NIV Let no debt remain outstanding, except the continuing debt to love one another.
ESV . . . not laying again a foundation of repentance from dead works (nekron ergon)
NIV . . . not laying again the foundation of repentance from acts that lead to death.James 2:12
ESV So speak and so act as those who are to be judged under the law of liberty (nomou eleutherias).
NIV Speak and act as those who are going to be judged by the law that gives freedom.
1 Peter 1:20
ESV He was foreknown (proegnosmenou) before the foundation of the world.
NIV He was chosen before the creation of the world.
Appendix 2: Two Examples of the Effect on Preaching
ESV Now a certain man was ill, Lazarus of Bethany, the village of Mary and her sister Martha. 2 It was Mary who anointed the Lord with ointment and wiped his feet with her hair, whose brother Lazarus was ill. 3 So the sisters sent to him, saying, “Lord, he whom you love is ill.” 4 But when Jesus heard it he said, “This illness does not lead to death. It is for the glory of God, so that the Son of God may be glorified through it.” 5 Now Jesus loved Martha and her sister and Lazarus. 6 So, (oun) when he heard that Lazarus was ill, he stayed two days longer in the place where he was.

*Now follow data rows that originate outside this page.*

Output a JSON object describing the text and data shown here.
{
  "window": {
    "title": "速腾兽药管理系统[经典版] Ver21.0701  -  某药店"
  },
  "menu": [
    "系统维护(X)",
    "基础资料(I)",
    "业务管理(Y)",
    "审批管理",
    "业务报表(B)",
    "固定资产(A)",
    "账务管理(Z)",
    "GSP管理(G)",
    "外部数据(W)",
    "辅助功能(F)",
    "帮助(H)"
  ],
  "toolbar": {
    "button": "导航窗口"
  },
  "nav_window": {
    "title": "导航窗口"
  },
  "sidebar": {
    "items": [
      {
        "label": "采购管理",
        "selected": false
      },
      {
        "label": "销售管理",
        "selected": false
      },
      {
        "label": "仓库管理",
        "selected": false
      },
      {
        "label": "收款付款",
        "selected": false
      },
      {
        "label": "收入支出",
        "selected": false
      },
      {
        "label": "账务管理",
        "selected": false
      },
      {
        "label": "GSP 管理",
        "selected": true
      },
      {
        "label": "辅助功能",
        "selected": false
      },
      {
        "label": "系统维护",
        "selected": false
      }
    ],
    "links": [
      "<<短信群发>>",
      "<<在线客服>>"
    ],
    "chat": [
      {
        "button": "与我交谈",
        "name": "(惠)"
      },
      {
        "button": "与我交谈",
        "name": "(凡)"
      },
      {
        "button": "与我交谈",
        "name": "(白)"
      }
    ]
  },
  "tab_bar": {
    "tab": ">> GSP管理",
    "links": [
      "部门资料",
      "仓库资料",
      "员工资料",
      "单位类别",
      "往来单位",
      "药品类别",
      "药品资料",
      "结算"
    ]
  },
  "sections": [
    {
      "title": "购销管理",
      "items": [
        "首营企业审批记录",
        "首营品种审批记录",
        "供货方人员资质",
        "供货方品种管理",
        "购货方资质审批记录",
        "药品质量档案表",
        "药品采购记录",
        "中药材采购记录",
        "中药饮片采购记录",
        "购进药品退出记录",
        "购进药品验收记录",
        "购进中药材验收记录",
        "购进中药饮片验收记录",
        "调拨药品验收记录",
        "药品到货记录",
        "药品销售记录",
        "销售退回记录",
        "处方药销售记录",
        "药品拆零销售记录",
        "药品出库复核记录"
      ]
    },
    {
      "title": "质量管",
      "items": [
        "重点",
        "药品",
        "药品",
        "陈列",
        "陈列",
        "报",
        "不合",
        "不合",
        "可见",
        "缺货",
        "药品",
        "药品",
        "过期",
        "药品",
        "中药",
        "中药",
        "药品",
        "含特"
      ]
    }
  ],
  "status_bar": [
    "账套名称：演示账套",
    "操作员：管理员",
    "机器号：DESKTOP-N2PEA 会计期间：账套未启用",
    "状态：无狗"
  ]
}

NIV Now a man named Lazarus was sick. He was from Bethany, the village of Mary and her sister Martha. 2 This Mary, whose brother Lazarus now lay sick, was the same one who poured perfume on the Lord and wiped his feet with her hair. 3 So the sisters sent word to Jesus, “Lord, the one you love is sick.” 4 When he heard this, Jesus said, “This sickness will not end in death. No, it is for God’s glory so that God’s Son may be glorified through it.” 5 Jesus loved Martha and her sister and Lazarus. 6 Yet when he heard that Lazarus was sick, he stayed where he was two more days.
NOTE: It is impossible to make the point from the NIV that Jesus’ delay is an expression of love for Mary and Martha and Lazarus, and thus draw out the point that love sometimes does hard things because seeing the glory of God is a more precious gift than being sick or even dead.
ESV Who shall separate us from the love of Christ? Shall tribulation, or distress, or persecution, or famine, or nakedness, or danger, or sword? (36) )As it is written, “For your sake we are being killed (thanatoumetha) all the day long.”
NIV Who shall separate us from the love of Christ? Shall trouble or hardship or persecution or famine or nakedness or danger or sword? As it is written: “For your sake we face death all day long.”
NOTE: From the NIV translation one could argue from a health, wealth, and prosperity “gospel” that “famine and nakedness” will not happen to God’s children (as they seem to in verse 35) because the Old Testament support that Paul quotes in verse 36 only says “we face death,” but not that we really “are being killed.” So the paraphrase “face death” removes an utterly crucial argument that Paul gave and that the preacher needs to make the true point that true Christians really do get killed and really do face famine and nakedness.